Interface dataset entries
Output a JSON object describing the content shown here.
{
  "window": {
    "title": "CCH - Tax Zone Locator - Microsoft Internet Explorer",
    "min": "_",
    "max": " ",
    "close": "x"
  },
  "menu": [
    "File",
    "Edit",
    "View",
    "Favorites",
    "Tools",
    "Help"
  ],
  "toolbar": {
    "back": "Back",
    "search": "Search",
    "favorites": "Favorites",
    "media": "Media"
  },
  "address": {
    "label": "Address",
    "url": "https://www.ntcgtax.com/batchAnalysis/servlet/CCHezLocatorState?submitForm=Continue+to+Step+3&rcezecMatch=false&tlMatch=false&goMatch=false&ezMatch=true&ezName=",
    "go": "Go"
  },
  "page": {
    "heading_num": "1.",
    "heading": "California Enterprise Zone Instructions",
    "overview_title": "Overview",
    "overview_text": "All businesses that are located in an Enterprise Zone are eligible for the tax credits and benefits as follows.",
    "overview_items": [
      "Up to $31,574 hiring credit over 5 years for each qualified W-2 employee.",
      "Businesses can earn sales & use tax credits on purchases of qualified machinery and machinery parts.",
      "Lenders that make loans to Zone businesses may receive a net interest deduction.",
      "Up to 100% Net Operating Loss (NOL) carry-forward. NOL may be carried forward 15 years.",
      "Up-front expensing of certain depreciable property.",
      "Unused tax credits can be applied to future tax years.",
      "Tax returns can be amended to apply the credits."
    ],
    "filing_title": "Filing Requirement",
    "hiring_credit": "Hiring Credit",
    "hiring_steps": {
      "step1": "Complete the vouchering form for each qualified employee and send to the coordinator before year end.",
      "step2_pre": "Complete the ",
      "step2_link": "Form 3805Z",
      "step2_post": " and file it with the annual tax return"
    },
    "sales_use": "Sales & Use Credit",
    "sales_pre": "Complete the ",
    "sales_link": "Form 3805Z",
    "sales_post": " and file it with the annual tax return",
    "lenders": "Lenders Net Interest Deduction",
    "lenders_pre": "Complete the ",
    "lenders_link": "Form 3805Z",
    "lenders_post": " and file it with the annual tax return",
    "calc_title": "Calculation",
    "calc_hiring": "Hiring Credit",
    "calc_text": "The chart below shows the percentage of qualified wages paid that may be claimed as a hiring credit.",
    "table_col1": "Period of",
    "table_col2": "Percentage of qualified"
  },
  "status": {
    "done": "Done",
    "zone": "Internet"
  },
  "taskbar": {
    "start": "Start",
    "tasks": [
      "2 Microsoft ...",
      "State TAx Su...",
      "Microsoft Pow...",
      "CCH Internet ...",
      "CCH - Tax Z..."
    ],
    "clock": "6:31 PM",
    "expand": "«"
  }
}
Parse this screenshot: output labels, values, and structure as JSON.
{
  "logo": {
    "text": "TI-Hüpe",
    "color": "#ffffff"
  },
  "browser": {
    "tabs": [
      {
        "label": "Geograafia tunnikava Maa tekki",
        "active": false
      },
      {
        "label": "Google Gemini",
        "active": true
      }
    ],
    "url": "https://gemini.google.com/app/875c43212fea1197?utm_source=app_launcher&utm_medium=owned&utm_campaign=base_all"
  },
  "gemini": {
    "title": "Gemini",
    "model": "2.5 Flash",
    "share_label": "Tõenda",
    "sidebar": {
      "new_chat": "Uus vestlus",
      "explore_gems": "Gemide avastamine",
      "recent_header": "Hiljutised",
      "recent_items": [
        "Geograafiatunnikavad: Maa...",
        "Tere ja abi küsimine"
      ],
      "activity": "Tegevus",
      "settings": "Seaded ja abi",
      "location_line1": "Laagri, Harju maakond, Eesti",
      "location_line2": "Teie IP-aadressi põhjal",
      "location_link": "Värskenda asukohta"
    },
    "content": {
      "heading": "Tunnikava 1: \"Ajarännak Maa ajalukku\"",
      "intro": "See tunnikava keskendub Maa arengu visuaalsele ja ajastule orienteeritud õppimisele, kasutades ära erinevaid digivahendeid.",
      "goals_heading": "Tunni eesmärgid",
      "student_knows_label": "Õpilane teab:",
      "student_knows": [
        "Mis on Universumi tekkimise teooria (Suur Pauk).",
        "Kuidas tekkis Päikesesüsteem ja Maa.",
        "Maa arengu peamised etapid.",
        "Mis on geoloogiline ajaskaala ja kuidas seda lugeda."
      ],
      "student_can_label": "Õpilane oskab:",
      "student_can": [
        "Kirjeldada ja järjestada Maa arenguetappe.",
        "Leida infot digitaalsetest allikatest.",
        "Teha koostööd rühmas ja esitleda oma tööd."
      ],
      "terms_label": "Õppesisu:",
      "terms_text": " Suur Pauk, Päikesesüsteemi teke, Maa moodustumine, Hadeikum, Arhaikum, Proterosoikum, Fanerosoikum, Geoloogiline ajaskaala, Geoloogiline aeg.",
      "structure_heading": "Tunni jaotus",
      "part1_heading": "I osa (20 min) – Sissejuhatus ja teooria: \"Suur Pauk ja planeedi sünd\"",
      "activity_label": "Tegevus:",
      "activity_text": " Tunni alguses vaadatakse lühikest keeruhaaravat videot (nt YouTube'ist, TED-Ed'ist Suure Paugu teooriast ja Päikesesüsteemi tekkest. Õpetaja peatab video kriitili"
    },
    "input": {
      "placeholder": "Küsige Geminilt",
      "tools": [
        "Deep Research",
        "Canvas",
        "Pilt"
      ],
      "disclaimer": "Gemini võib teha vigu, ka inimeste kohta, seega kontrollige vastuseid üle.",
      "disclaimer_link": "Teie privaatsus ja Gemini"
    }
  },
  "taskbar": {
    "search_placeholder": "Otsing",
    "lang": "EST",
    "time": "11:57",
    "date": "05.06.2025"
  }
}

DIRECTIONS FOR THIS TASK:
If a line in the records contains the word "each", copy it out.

ANSWER BOX:
      "Up to $31,574 hiring credit over 5 years for each qualified W-2 employee.",
      "step1": "Complete the vouchering form for each qualified employee and send to the coordinator before year end.",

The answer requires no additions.